REQUIRED WORK: Restate, in full and unchanged, the entries that follow, but not their pictures.

DATASET RECORDS:

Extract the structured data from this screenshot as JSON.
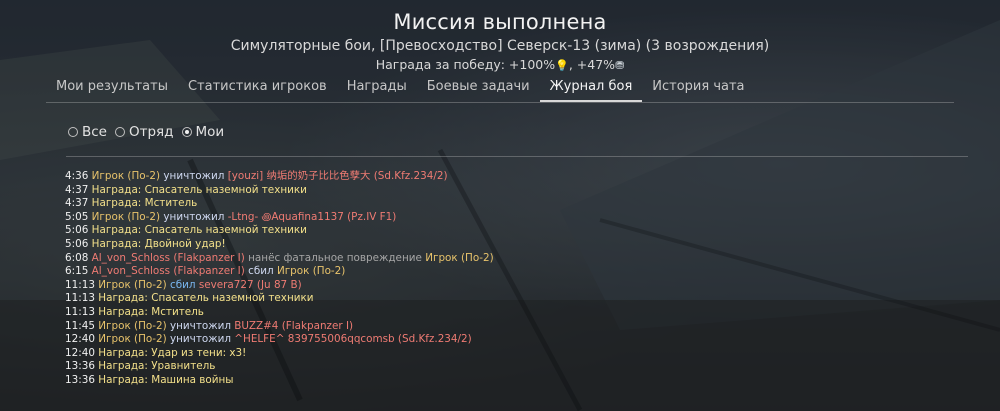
{
  "header": {
    "title": "Миссия выполнена",
    "subtitle": "Симуляторные бои, [Превосходство] Северск-13 (зима) (3 возрождения)",
    "reward_prefix": "Награда за победу: +100%",
    "reward_mid": ", +47%"
  },
  "tabs": [
    {
      "label": "Мои результаты"
    },
    {
      "label": "Статистика игроков"
    },
    {
      "label": "Награды"
    },
    {
      "label": "Боевые задачи"
    },
    {
      "label": "Журнал боя"
    },
    {
      "label": "История чата"
    }
  ],
  "filters": [
    {
      "label": "Все"
    },
    {
      "label": "Отряд"
    },
    {
      "label": "Мои"
    }
  ],
  "log": [
    {
      "time": "4:36",
      "a": "Игрок (По-2)",
      "verb": "уничтожил",
      "b": "[youzi] 纳垢的奶子比比色孽大 (Sd.Kfz.234/2)"
    },
    {
      "time": "4:37",
      "award": "Награда: Спасатель наземной техники"
    },
    {
      "time": "4:37",
      "award": "Награда: Мститель"
    },
    {
      "time": "5:05",
      "a": "Игрок (По-2)",
      "verb": "уничтожил",
      "b": "-Ltng- ꩜Aquafina1137 (Pz.IV F1)"
    },
    {
      "time": "5:06",
      "award": "Награда: Спасатель наземной техники"
    },
    {
      "time": "5:06",
      "award": "Награда: Двойной удар!"
    },
    {
      "time": "6:08",
      "a": "Al_von_Schloss (Flakpanzer I)",
      "verb": "нанёс фатальное повреждение",
      "b": "Игрок (По-2)"
    },
    {
      "time": "6:15",
      "a": "Al_von_Schloss (Flakpanzer I)",
      "verb": "сбил",
      "b": "Игрок (По-2)"
    },
    {
      "time": "11:13",
      "a": "Игрок (По-2)",
      "verb": "сбил",
      "b": "severa727 (Ju 87 B)"
    },
    {
      "time": "11:13",
      "award": "Награда: Спасатель наземной техники"
    },
    {
      "time": "11:13",
      "award": "Награда: Мститель"
    },
    {
      "time": "11:45",
      "a": "Игрок (По-2)",
      "verb": "уничтожил",
      "b": "BUZZ#4 (Flakpanzer I)"
    },
    {
      "time": "12:40",
      "a": "Игрок (По-2)",
      "verb": "уничтожил",
      "b": "^HELFE^ 839755006qqcomsb (Sd.Kfz.234/2)"
    },
    {
      "time": "12:40",
      "award": "Награда: Удар из тени: x3!"
    },
    {
      "time": "13:36",
      "award": "Награда: Уравнитель"
    },
    {
      "time": "13:36",
      "award": "Награда: Машина войны"
    }
  ],
  "colors": {
    "player": "#e8c36b",
    "enemy": "#ef7b73",
    "award": "#f3e08a",
    "active_tab": "#d8d8d8"
  }
}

EXERCISE RESPONSE:
Extract the structured data from this screenshot as JSON.
{
  "header": {
    "title": "Миссия выполнена",
    "subtitle": "Симуляторные бои, [Превосходство] Северск-13 (зима) (3 возрождения)",
    "reward_prefix": "Награда за победу: +100%",
    "reward_mid": ", +47%"
  },
  "tabs": [
    {
      "label": "Мои результаты"
    },
    {
      "label": "Статистика игроков"
    },
    {
      "label": "Награды"
    },
    {
      "label": "Боевые задачи"
    },
    {
      "label": "Журнал боя"
    },
    {
      "label": "История чата"
    }
  ],
  "filters": [
    {
      "label": "Все"
    },
    {
      "label": "Отряд"
    },
    {
      "label": "Мои"
    }
  ],
  "log": [
    {
      "time": "4:36",
      "a": "Игрок (По-2)",
      "verb": "уничтожил",
      "b": "[youzi] 纳垢的奶子比比色孽大 (Sd.Kfz.234/2)"
    },
    {
      "time": "4:37",
      "award": "Награда: Спасатель наземной техники"
    },
    {
      "time": "4:37",
      "award": "Награда: Мститель"
    },
    {
      "time": "5:05",
      "a": "Игрок (По-2)",
      "verb": "уничтожил",
      "b": "-Ltng- ꩜Aquafina1137 (Pz.IV F1)"
    },
    {
      "time": "5:06",
      "award": "Награда: Спасатель наземной техники"
    },
    {
      "time": "5:06",
      "award": "Награда: Двойной удар!"
    },
    {
      "time": "6:08",
      "a": "Al_von_Schloss (Flakpanzer I)",
      "verb": "нанёс фатальное повреждение",
      "b": "Игрок (По-2)"
    },
    {
      "time": "6:15",
      "a": "Al_von_Schloss (Flakpanzer I)",
      "verb": "сбил",
      "b": "Игрок (По-2)"
    },
    {
      "time": "11:13",
      "a": "Игрок (По-2)",
      "verb": "сбил",
      "b": "severa727 (Ju 87 B)"
    },
    {
      "time": "11:13",
      "award": "Награда: Спасатель наземной техники"
    },
    {
      "time": "11:13",
      "award": "Награда: Мститель"
    },
    {
      "time": "11:45",
      "a": "Игрок (По-2)",
      "verb": "уничтожил",
      "b": "BUZZ#4 (Flakpanzer I)"
    },
    {
      "time": "12:40",
      "a": "Игрок (По-2)",
      "verb": "уничтожил",
      "b": "^HELFE^ 839755006qqcomsb (Sd.Kfz.234/2)"
    },
    {
      "time": "12:40",
      "award": "Награда: Удар из тени: x3!"
    },
    {
      "time": "13:36",
      "award": "Награда: Уравнитель"
    },
    {
      "time": "13:36",
      "award": "Награда: Машина войны"
    }
  ],
  "colors": {
    "player": "#e8c36b",
    "enemy": "#ef7b73",
    "award": "#f3e08a",
    "active_tab": "#d8d8d8"
  }
}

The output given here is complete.